» **Exercise**
From the first line to the last, reproduce the records below exactly, omitting any picture.

» **Source material**

════

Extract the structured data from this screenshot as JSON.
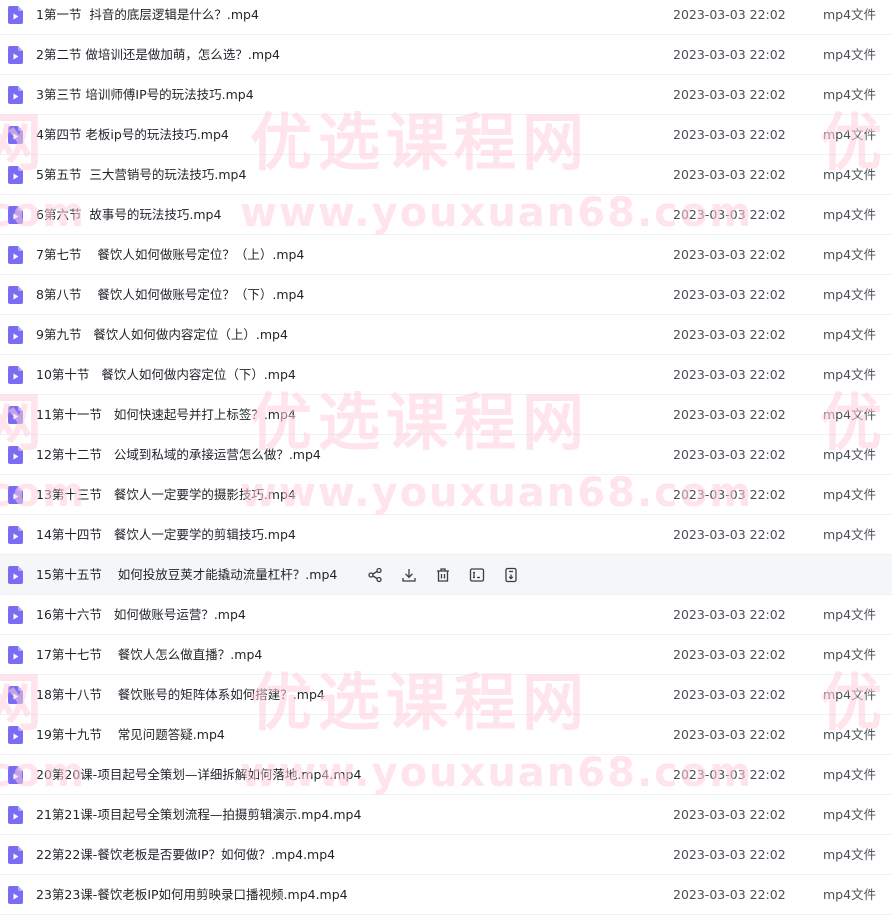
{
  "files": [
    {
      "name": "1第一节  抖音的底层逻辑是什么？.mp4",
      "date": "2023-03-03 22:02",
      "type": "mp4文件"
    },
    {
      "name": "2第二节 做培训还是做加萌，怎么选？.mp4",
      "date": "2023-03-03 22:02",
      "type": "mp4文件"
    },
    {
      "name": "3第三节 培训师傅IP号的玩法技巧.mp4",
      "date": "2023-03-03 22:02",
      "type": "mp4文件"
    },
    {
      "name": "4第四节 老板ip号的玩法技巧.mp4",
      "date": "2023-03-03 22:02",
      "type": "mp4文件"
    },
    {
      "name": "5第五节  三大营销号的玩法技巧.mp4",
      "date": "2023-03-03 22:02",
      "type": "mp4文件"
    },
    {
      "name": "6第六节  故事号的玩法技巧.mp4",
      "date": "2023-03-03 22:02",
      "type": "mp4文件"
    },
    {
      "name": "7第七节    餐饮人如何做账号定位？（上）.mp4",
      "date": "2023-03-03 22:02",
      "type": "mp4文件"
    },
    {
      "name": "8第八节    餐饮人如何做账号定位？（下）.mp4",
      "date": "2023-03-03 22:02",
      "type": "mp4文件"
    },
    {
      "name": "9第九节   餐饮人如何做内容定位（上）.mp4",
      "date": "2023-03-03 22:02",
      "type": "mp4文件"
    },
    {
      "name": "10第十节   餐饮人如何做内容定位（下）.mp4",
      "date": "2023-03-03 22:02",
      "type": "mp4文件"
    },
    {
      "name": "11第十一节   如何快速起号并打上标签？.mp4",
      "date": "2023-03-03 22:02",
      "type": "mp4文件"
    },
    {
      "name": "12第十二节   公域到私域的承接运营怎么做？.mp4",
      "date": "2023-03-03 22:02",
      "type": "mp4文件"
    },
    {
      "name": "13第十三节   餐饮人一定要学的摄影技巧.mp4",
      "date": "2023-03-03 22:02",
      "type": "mp4文件"
    },
    {
      "name": "14第十四节   餐饮人一定要学的剪辑技巧.mp4",
      "date": "2023-03-03 22:02",
      "type": "mp4文件"
    },
    {
      "name": "15第十五节    如何投放豆荚才能撬动流量杠杆？.mp4",
      "date": "",
      "type": "",
      "hovered": true
    },
    {
      "name": "16第十六节   如何做账号运营？.mp4",
      "date": "2023-03-03 22:02",
      "type": "mp4文件"
    },
    {
      "name": "17第十七节    餐饮人怎么做直播？.mp4",
      "date": "2023-03-03 22:02",
      "type": "mp4文件"
    },
    {
      "name": "18第十八节    餐饮账号的矩阵体系如何搭建？.mp4",
      "date": "2023-03-03 22:02",
      "type": "mp4文件"
    },
    {
      "name": "19第十九节    常见问题答疑.mp4",
      "date": "2023-03-03 22:02",
      "type": "mp4文件"
    },
    {
      "name": "20第20课-项目起号全策划—详细拆解如何落地.mp4.mp4",
      "date": "2023-03-03 22:02",
      "type": "mp4文件"
    },
    {
      "name": "21第21课-项目起号全策划流程—拍摄剪辑演示.mp4.mp4",
      "date": "2023-03-03 22:02",
      "type": "mp4文件"
    },
    {
      "name": "22第22课-餐饮老板是否要做IP？如何做？.mp4.mp4",
      "date": "2023-03-03 22:02",
      "type": "mp4文件"
    },
    {
      "name": "23第23课-餐饮老板IP如何用剪映录口播视频.mp4.mp4",
      "date": "2023-03-03 22:02",
      "type": "mp4文件"
    }
  ],
  "row_actions": [
    "share-icon",
    "download-icon",
    "delete-icon",
    "rename-icon",
    "more-icon"
  ],
  "colors": {
    "file_icon": "#7b6cf6",
    "hover_row": "#f5f6f8",
    "watermark": "#ffcddc"
  },
  "watermark": {
    "cn": "优选课程网",
    "url": "www.youxuan68.com",
    "cn_edge_right": "优",
    "cn_edge_left": "网",
    "url_edge_left": ".com"
  }
}
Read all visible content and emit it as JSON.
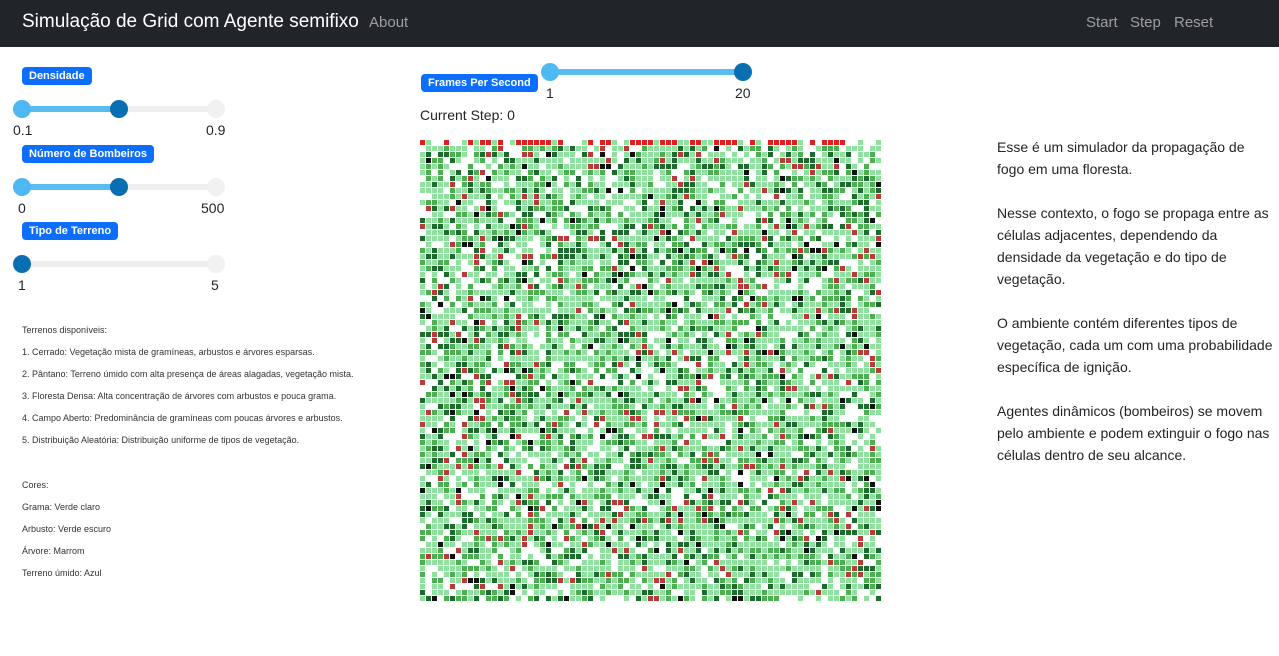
{
  "navbar": {
    "brand": "Simulação de Grid com Agente semifixo",
    "about": "About",
    "start": "Start",
    "step": "Step",
    "reset": "Reset"
  },
  "controls": {
    "density": {
      "label": "Densidade",
      "min_label": "0.1",
      "max_label": "0.9",
      "level": 0.5
    },
    "firefighters": {
      "label": "Número de Bombeiros",
      "min_label": "0",
      "max_label": "500",
      "level": 0.5
    },
    "terrain": {
      "label": "Tipo de Terreno",
      "min_label": "1",
      "max_label": "5",
      "level": 0.0
    },
    "fps": {
      "label": "Frames Per Second",
      "min_label": "1",
      "max_label": "20",
      "level": 1.0
    }
  },
  "current_step": "Current Step: 0",
  "legend": {
    "terrains_title": "Terrenos disponíveis:",
    "terrains": [
      "1. Cerrado: Vegetação mista de gramíneas, arbustos e árvores esparsas.",
      "2. Pântano: Terreno úmido com alta presença de áreas alagadas, vegetação mista.",
      "3. Floresta Densa: Alta concentração de árvores com arbustos e pouca grama.",
      "4. Campo Aberto: Predominância de gramíneas com poucas árvores e arbustos.",
      "5. Distribuição Aleatória: Distribuição uniforme de tipos de vegetação."
    ],
    "colors_title": "Cores:",
    "colors": [
      "Grama: Verde claro",
      "Arbusto: Verde escuro",
      "Árvore: Marrom",
      "Terreno úmido: Azul"
    ]
  },
  "description": [
    "Esse é um simulador da propagação de fogo em uma floresta.",
    "Nesse contexto, o fogo se propaga entre as células adjacentes, dependendo da densidade da vegetação e do tipo de vegetação.",
    "O ambiente contém diferentes tipos de vegetação, cada um com uma probabilidade específica de ignição.",
    "Agentes dinâmicos (bombeiros) se movem pelo ambiente e podem extinguir o fogo nas células dentro de seu alcance."
  ],
  "grid": {
    "palette": [
      "#ffffff",
      "#90e0a0",
      "#4caf50",
      "#1e6b2e",
      "#b83a3a",
      "#111111",
      "#e02020"
    ]
  }
}
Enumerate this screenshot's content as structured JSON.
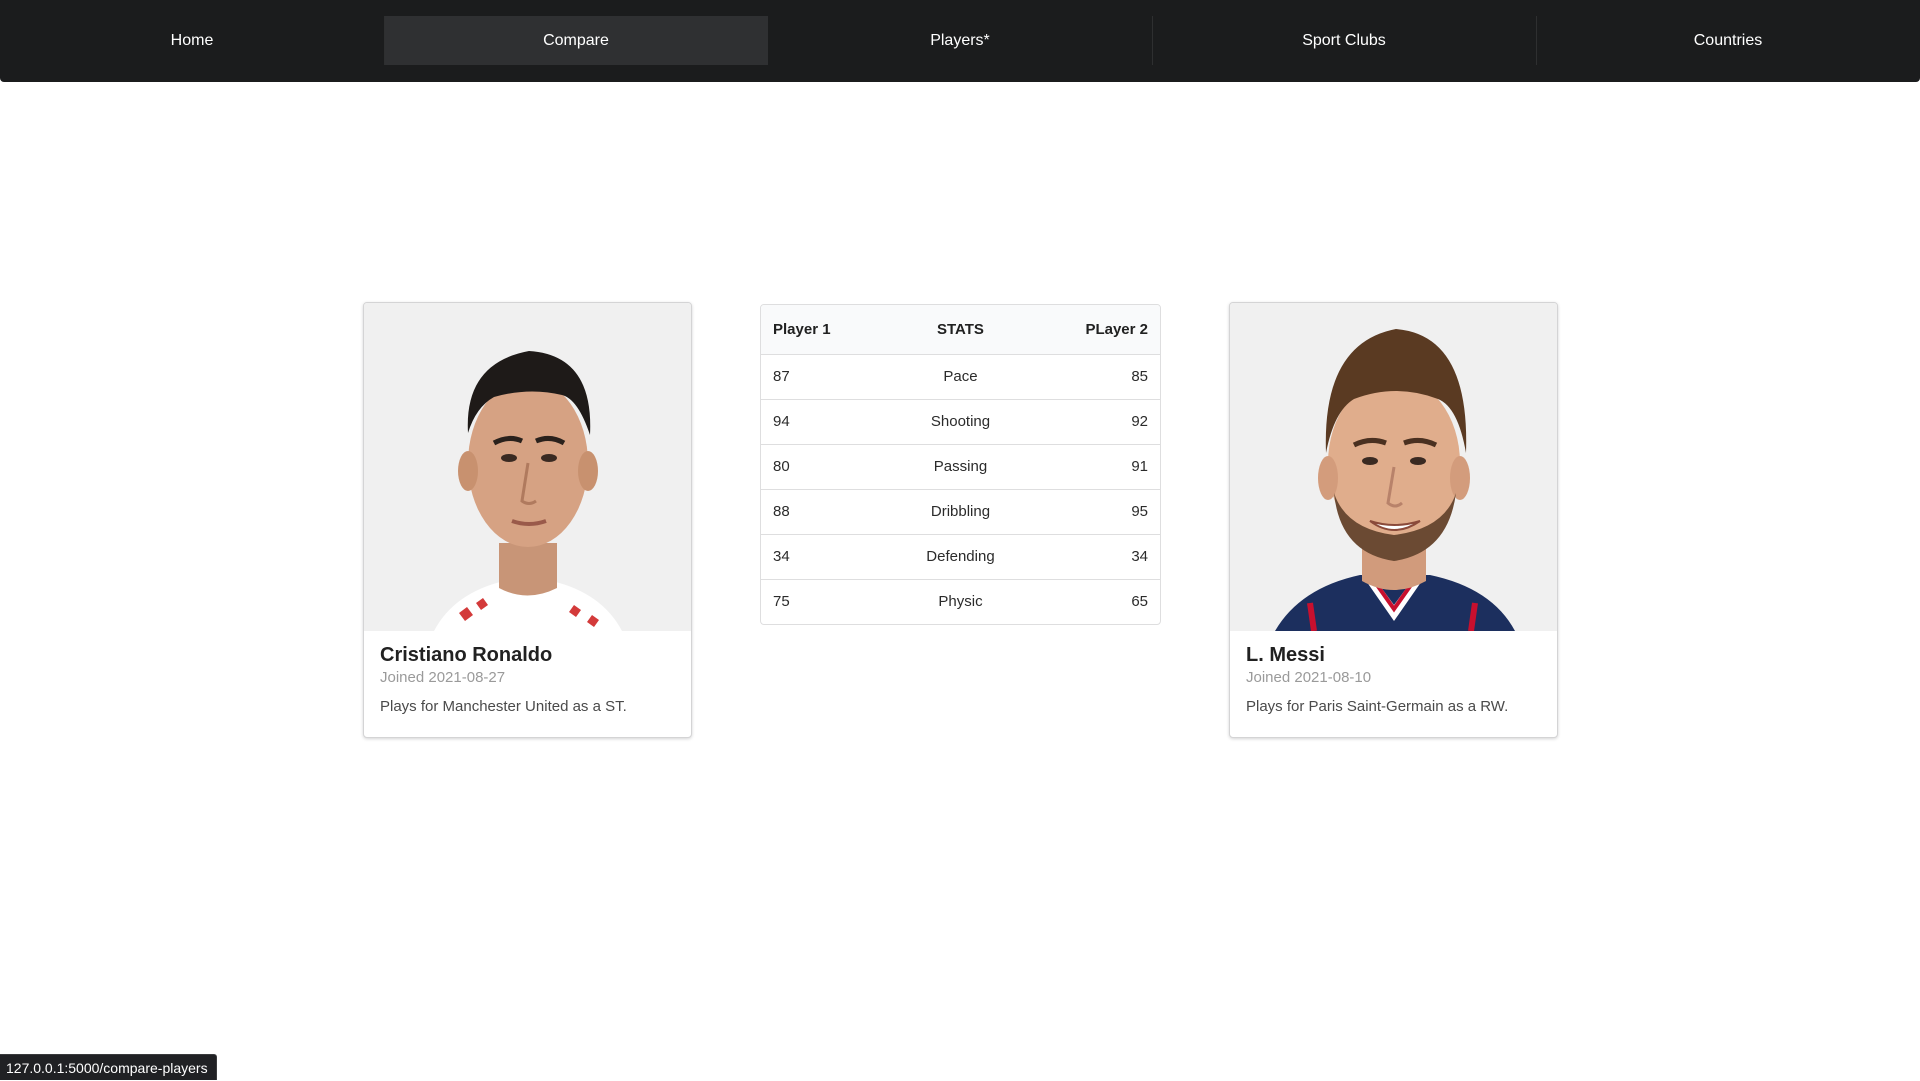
{
  "nav": {
    "items": [
      {
        "label": "Home"
      },
      {
        "label": "Compare"
      },
      {
        "label": "Players*"
      },
      {
        "label": "Sport Clubs"
      },
      {
        "label": "Countries"
      }
    ],
    "active": "Compare"
  },
  "player1": {
    "name": "Cristiano Ronaldo",
    "joined": "Joined 2021-08-27",
    "description": "Plays for Manchester United as a ST."
  },
  "player2": {
    "name": "L. Messi",
    "joined": "Joined 2021-08-10",
    "description": "Plays for Paris Saint-Germain as a RW."
  },
  "stats": {
    "headers": {
      "left": "Player 1",
      "middle": "STATS",
      "right": "PLayer 2"
    },
    "rows": [
      {
        "p1": "87",
        "stat": "Pace",
        "p2": "85"
      },
      {
        "p1": "94",
        "stat": "Shooting",
        "p2": "92"
      },
      {
        "p1": "80",
        "stat": "Passing",
        "p2": "91"
      },
      {
        "p1": "88",
        "stat": "Dribbling",
        "p2": "95"
      },
      {
        "p1": "34",
        "stat": "Defending",
        "p2": "34"
      },
      {
        "p1": "75",
        "stat": "Physic",
        "p2": "65"
      }
    ]
  },
  "status_url": "127.0.0.1:5000/compare-players",
  "colors": {
    "nav_bg": "#1b1c1d",
    "nav_active": "#2f3032",
    "card_border": "#d4d4d5",
    "meta_text": "#9a9a9a"
  }
}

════

» **Solution for this exercise**
Extract the structured data from this screenshot as JSON.
{
  "files": [
    {
      "name": "1第一节  抖音的底层逻辑是什么？.mp4",
      "date": "2023-03-03 22:02",
      "type": "mp4文件"
    },
    {
      "name": "2第二节 做培训还是做加萌，怎么选？.mp4",
      "date": "2023-03-03 22:02",
      "type": "mp4文件"
    },
    {
      "name": "3第三节 培训师傅IP号的玩法技巧.mp4",
      "date": "2023-03-03 22:02",
      "type": "mp4文件"
    },
    {
      "name": "4第四节 老板ip号的玩法技巧.mp4",
      "date": "2023-03-03 22:02",
      "type": "mp4文件"
    },
    {
      "name": "5第五节  三大营销号的玩法技巧.mp4",
      "date": "2023-03-03 22:02",
      "type": "mp4文件"
    },
    {
      "name": "6第六节  故事号的玩法技巧.mp4",
      "date": "2023-03-03 22:02",
      "type": "mp4文件"
    },
    {
      "name": "7第七节    餐饮人如何做账号定位？（上）.mp4",
      "date": "2023-03-03 22:02",
      "type": "mp4文件"
    },
    {
      "name": "8第八节    餐饮人如何做账号定位？（下）.mp4",
      "date": "2023-03-03 22:02",
      "type": "mp4文件"
    },
    {
      "name": "9第九节   餐饮人如何做内容定位（上）.mp4",
      "date": "2023-03-03 22:02",
      "type": "mp4文件"
    },
    {
      "name": "10第十节   餐饮人如何做内容定位（下）.mp4",
      "date": "2023-03-03 22:02",
      "type": "mp4文件"
    },
    {
      "name": "11第十一节   如何快速起号并打上标签？.mp4",
      "date": "2023-03-03 22:02",
      "type": "mp4文件"
    },
    {
      "name": "12第十二节   公域到私域的承接运营怎么做？.mp4",
      "date": "2023-03-03 22:02",
      "type": "mp4文件"
    },
    {
      "name": "13第十三节   餐饮人一定要学的摄影技巧.mp4",
      "date": "2023-03-03 22:02",
      "type": "mp4文件"
    },
    {
      "name": "14第十四节   餐饮人一定要学的剪辑技巧.mp4",
      "date": "2023-03-03 22:02",
      "type": "mp4文件"
    },
    {
      "name": "15第十五节    如何投放豆荚才能撬动流量杠杆？.mp4",
      "date": "",
      "type": "",
      "hovered": true
    },
    {
      "name": "16第十六节   如何做账号运营？.mp4",
      "date": "2023-03-03 22:02",
      "type": "mp4文件"
    },
    {
      "name": "17第十七节    餐饮人怎么做直播？.mp4",
      "date": "2023-03-03 22:02",
      "type": "mp4文件"
    },
    {
      "name": "18第十八节    餐饮账号的矩阵体系如何搭建？.mp4",
      "date": "2023-03-03 22:02",
      "type": "mp4文件"
    },
    {
      "name": "19第十九节    常见问题答疑.mp4",
      "date": "2023-03-03 22:02",
      "type": "mp4文件"
    },
    {
      "name": "20第20课-项目起号全策划—详细拆解如何落地.mp4.mp4",
      "date": "2023-03-03 22:02",
      "type": "mp4文件"
    },
    {
      "name": "21第21课-项目起号全策划流程—拍摄剪辑演示.mp4.mp4",
      "date": "2023-03-03 22:02",
      "type": "mp4文件"
    },
    {
      "name": "22第22课-餐饮老板是否要做IP？如何做？.mp4.mp4",
      "date": "2023-03-03 22:02",
      "type": "mp4文件"
    },
    {
      "name": "23第23课-餐饮老板IP如何用剪映录口播视频.mp4.mp4",
      "date": "2023-03-03 22:02",
      "type": "mp4文件"
    }
  ],
  "row_actions": [
    "share-icon",
    "download-icon",
    "delete-icon",
    "rename-icon",
    "more-icon"
  ],
  "colors": {
    "file_icon": "#7b6cf6",
    "hover_row": "#f5f6f8",
    "watermark": "#ffcddc"
  },
  "watermark": {
    "cn": "优选课程网",
    "url": "www.youxuan68.com",
    "cn_edge_right": "优",
    "cn_edge_left": "网",
    "url_edge_left": ".com"
  }
}
Read all visible content and emit it as JSON.
{
  "navbar": {
    "brand": "Simulação de Grid com Agente semifixo",
    "about": "About",
    "start": "Start",
    "step": "Step",
    "reset": "Reset"
  },
  "controls": {
    "density": {
      "label": "Densidade",
      "min_label": "0.1",
      "max_label": "0.9",
      "level": 0.5
    },
    "firefighters": {
      "label": "Número de Bombeiros",
      "min_label": "0",
      "max_label": "500",
      "level": 0.5
    },
    "terrain": {
      "label": "Tipo de Terreno",
      "min_label": "1",
      "max_label": "5",
      "level": 0.0
    },
    "fps": {
      "label": "Frames Per Second",
      "min_label": "1",
      "max_label": "20",
      "level": 1.0
    }
  },
  "current_step": "Current Step: 0",
  "legend": {
    "terrains_title": "Terrenos disponíveis:",
    "terrains": [
      "1. Cerrado: Vegetação mista de gramíneas, arbustos e árvores esparsas.",
      "2. Pântano: Terreno úmido com alta presença de áreas alagadas, vegetação mista.",
      "3. Floresta Densa: Alta concentração de árvores com arbustos e pouca grama.",
      "4. Campo Aberto: Predominância de gramíneas com poucas árvores e arbustos.",
      "5. Distribuição Aleatória: Distribuição uniforme de tipos de vegetação."
    ],
    "colors_title": "Cores:",
    "colors": [
      "Grama: Verde claro",
      "Arbusto: Verde escuro",
      "Árvore: Marrom",
      "Terreno úmido: Azul"
    ]
  },
  "description": [
    "Esse é um simulador da propagação de fogo em uma floresta.",
    "Nesse contexto, o fogo se propaga entre as células adjacentes, dependendo da densidade da vegetação e do tipo de vegetação.",
    "O ambiente contém diferentes tipos de vegetação, cada um com uma probabilidade específica de ignição.",
    "Agentes dinâmicos (bombeiros) se movem pelo ambiente e podem extinguir o fogo nas células dentro de seu alcance."
  ],
  "grid": {
    "palette": [
      "#ffffff",
      "#90e0a0",
      "#4caf50",
      "#1e6b2e",
      "#b83a3a",
      "#111111",
      "#e02020"
    ]
  }
}
Enumerate this screenshot's content as structured JSON.
{
  "nav": {
    "items": [
      {
        "label": "Home"
      },
      {
        "label": "Compare"
      },
      {
        "label": "Players*"
      },
      {
        "label": "Sport Clubs"
      },
      {
        "label": "Countries"
      }
    ],
    "active": "Compare"
  },
  "player1": {
    "name": "Cristiano Ronaldo",
    "joined": "Joined 2021-08-27",
    "description": "Plays for Manchester United as a ST."
  },
  "player2": {
    "name": "L. Messi",
    "joined": "Joined 2021-08-10",
    "description": "Plays for Paris Saint-Germain as a RW."
  },
  "stats": {
    "headers": {
      "left": "Player 1",
      "middle": "STATS",
      "right": "PLayer 2"
    },
    "rows": [
      {
        "p1": "87",
        "stat": "Pace",
        "p2": "85"
      },
      {
        "p1": "94",
        "stat": "Shooting",
        "p2": "92"
      },
      {
        "p1": "80",
        "stat": "Passing",
        "p2": "91"
      },
      {
        "p1": "88",
        "stat": "Dribbling",
        "p2": "95"
      },
      {
        "p1": "34",
        "stat": "Defending",
        "p2": "34"
      },
      {
        "p1": "75",
        "stat": "Physic",
        "p2": "65"
      }
    ]
  },
  "status_url": "127.0.0.1:5000/compare-players",
  "colors": {
    "nav_bg": "#1b1c1d",
    "nav_active": "#2f3032",
    "card_border": "#d4d4d5",
    "meta_text": "#9a9a9a"
  }
}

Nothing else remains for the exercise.